For example, an older patient with slowly progressing glaucoma may require less potent treatment than a younger patient with rapidly progressing disease. Evidence-based medicine lets you meet the needs of individual patients.
Starting With Hypotensive Lipids
A medical regimen of beta-blockers, alpha agonists, hypotensive lipids or topical carbonic anhydrase inhibitors (CAIs) usually is the first treatment option for patients with glaucoma. These agents effectively lower IOP and are generally well-tolerated.
In recent years, hypotensive lipids, including bimatoprost (Lumigan), travoprost (Travatan) and latanoprost (Xalatan) have become the first-line treatment of choice for glaucoma. (See "Monotherapy Preferred: What Therapy Should I Start First?") A single drop of a hypotensive lipid at night can lower IOP by more than 35%. Moreover, these drugs are not associated with tachyphylaxis or systemic adverse effects.
Several studies in the United States and Europe compared the efficacy of bimatoprost, latanoprost and travoprost with that of timolol (Timoptic), a beta-blocker. All these agents provided greater IOP-lowering than timolol; by 2.1 mm Hg to 2.4 mm Hg for bimatoprost; 0.7 mm Hg to 1.2 mm Hg for latanoprost and 0.6 mm Hg to 1.4 mm Hg for travoprost.2 (See "Hypotensive Lipids: IOP Lowering vs. Timolol.")
A 3-month prospective, randomized trial performed by Parrish and colleagues3 showed that bimatoprost, latanoprost and travoprost similarly lower IOP. Latanoprost caused the least hyperemia of the three, but bimatoprost produced consistently lower IOPs. Bimatoprost also performed better later in the day, although this study didn't analyze time-related efficacy. (See "12-week Comparison Trial of Once-Daily Hypotensive Lipids.")
Noecker and colleagues4 conducted a 6-month study comparing bimatoprost with latanoprost. At all visits (week 1, month 1, month 3, month 6) and all time points (8 a.m., 12 p.m. and 4 p.m.), the decrease from baseline IOP was 1 mm Hg to 2 mm Hg greater with bimatoprost than latanoprost. All differences in IOP were statistically significant. (See "6-month Comparison Trial of Bimatoprost and Latanoprost.")

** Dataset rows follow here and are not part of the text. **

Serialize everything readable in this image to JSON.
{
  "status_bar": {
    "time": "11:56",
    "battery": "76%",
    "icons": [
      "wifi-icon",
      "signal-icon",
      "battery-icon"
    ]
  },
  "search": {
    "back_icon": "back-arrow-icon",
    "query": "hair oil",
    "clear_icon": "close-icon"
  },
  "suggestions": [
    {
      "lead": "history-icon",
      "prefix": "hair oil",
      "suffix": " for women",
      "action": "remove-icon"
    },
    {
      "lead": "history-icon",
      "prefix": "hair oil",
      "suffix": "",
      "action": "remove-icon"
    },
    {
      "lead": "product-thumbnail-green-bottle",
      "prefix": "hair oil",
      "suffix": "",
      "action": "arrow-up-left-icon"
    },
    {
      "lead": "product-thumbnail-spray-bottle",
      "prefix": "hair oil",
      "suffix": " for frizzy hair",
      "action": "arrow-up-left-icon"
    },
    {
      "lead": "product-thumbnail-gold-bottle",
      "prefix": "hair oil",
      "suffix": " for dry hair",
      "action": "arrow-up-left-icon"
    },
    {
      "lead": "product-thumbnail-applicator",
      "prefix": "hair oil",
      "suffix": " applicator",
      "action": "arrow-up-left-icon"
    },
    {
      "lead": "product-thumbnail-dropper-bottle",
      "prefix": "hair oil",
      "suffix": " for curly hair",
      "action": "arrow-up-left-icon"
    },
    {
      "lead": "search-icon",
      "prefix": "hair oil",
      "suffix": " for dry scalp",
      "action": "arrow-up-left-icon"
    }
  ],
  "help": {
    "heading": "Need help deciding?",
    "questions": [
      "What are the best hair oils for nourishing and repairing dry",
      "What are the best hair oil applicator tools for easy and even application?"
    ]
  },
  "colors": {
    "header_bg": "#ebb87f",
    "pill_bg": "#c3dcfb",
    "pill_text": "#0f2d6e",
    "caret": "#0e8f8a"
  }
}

Patients taking bimatoprost also attained target pressures and pressure reductions more often than did patients taking latanoprost. At month 6, the mean percentage of patients achieving 15% IOP reduction was 87% for bimatoprost and 69% for latanoprost. A mean of 76.6% of patients achieved 20% IOP reduction with bimatoprost, compared with 58% of patients using latanoprost. Finally, the mean percentage of patients who achieved a 30% IOP reduction using bimatoprost was 49.6%; of those using latanoprost, 33.3% achieved this reduction.
These and other studies comparing the efficacy of bimatoprost and latanoprost36 showed mean IOP reduction was greater with bimatoprost at 29 of 30 time points examined. Mean IOP was never lower with latanoprost.
Based on these studies, most physicians recognize the superiority of hypotensive lipids for lowering IOP, particularly bimatoprost, which has consistently demonstrated greater efficacy.
If a patient fails to achieve sufficient IOP-lowering with one hypotensive lipid, can better results be achieved by switching to another hypotensive lipid? Gandolfi and Cimino7 randomized 15 nonresponders -- patients who failed to achieve a 20% IOP reduction with latanoprost -- to receive either latanoprost or bimatoprost for 30 days. After a 30-day washout, each patient was treated with the other medication to complete the crossover study design.
None of the latanoprost nonresponders enrolled in the study responded to latanoprost therapy. Thirteen patients, however, did respond to bimatoprost therapy. On average, patients treated with bimatoprost achieved a 6-mm Hg to 7-mm Hg IOP reduction. (See "IOP Lowering with Bimatoprost in Latanoprost Nonresponders.")